Description of the task » Search the records for "handmade". Report every line where it occurs.

Provided data »
++++++++++++++++++++

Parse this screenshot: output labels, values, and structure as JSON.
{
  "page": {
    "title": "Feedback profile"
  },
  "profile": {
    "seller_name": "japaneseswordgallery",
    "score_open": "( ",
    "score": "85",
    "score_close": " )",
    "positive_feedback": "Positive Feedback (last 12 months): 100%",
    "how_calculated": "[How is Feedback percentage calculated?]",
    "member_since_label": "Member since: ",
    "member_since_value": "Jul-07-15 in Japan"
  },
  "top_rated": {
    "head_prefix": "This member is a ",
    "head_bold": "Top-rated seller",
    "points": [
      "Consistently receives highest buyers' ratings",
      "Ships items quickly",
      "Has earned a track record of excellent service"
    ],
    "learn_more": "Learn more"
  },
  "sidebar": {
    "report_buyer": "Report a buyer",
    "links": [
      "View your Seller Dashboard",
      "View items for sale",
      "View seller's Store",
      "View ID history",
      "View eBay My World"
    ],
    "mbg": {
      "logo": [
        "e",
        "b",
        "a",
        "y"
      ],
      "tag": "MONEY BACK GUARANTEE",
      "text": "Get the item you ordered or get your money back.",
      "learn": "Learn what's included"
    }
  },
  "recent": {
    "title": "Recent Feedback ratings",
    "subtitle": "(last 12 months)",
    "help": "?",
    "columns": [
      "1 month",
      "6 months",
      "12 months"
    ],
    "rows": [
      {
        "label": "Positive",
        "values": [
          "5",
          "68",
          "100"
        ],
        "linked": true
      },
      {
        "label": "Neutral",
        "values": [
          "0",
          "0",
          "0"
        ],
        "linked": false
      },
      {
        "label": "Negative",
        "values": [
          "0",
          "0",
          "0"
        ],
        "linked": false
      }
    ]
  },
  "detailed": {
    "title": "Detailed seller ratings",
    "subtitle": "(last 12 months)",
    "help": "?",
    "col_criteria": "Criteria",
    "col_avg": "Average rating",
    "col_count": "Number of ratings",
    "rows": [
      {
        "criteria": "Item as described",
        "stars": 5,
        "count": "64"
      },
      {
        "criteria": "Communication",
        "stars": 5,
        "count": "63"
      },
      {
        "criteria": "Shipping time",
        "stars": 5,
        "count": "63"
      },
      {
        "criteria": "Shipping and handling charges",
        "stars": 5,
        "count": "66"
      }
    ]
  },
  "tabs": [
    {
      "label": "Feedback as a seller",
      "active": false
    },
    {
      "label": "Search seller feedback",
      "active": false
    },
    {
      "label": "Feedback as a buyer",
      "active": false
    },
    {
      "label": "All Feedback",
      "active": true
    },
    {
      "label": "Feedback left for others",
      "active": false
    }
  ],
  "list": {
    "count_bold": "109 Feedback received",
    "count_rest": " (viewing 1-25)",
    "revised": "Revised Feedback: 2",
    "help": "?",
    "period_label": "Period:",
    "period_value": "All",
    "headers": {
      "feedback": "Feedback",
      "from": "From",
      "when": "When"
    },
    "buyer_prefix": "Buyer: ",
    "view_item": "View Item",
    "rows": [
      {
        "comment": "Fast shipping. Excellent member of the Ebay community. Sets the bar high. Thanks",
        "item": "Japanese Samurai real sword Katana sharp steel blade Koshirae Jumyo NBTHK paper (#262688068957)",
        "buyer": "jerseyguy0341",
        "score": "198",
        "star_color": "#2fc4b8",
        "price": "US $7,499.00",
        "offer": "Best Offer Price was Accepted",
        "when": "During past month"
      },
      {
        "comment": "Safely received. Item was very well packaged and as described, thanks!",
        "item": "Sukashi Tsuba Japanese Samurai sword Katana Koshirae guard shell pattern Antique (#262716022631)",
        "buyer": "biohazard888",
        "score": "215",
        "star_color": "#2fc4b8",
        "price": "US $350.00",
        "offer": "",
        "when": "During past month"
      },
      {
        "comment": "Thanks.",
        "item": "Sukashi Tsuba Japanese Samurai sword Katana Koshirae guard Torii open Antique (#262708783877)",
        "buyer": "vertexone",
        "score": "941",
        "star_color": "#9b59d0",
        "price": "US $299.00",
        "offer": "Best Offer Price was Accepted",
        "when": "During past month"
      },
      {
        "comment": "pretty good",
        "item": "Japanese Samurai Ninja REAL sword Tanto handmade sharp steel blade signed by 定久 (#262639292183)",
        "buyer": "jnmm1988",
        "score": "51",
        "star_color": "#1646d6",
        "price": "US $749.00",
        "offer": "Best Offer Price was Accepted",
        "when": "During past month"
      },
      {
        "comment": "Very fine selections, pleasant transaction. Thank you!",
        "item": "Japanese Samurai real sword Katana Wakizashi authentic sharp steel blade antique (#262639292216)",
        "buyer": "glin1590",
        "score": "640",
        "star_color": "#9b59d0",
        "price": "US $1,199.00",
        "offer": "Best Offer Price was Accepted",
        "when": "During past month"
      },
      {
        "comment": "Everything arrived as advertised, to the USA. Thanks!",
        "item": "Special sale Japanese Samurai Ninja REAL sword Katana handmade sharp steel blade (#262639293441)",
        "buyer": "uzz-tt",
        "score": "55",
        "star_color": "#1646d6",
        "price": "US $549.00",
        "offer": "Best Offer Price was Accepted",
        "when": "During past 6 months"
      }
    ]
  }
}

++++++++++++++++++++

Exercise answer »
        "item": "Japanese Samurai Ninja REAL sword Tanto handmade sharp steel blade signed by 定久 (#262639292183)",
        "item": "Special sale Japanese Samurai Ninja REAL sword Katana handmade sharp steel blade (#262639293441)",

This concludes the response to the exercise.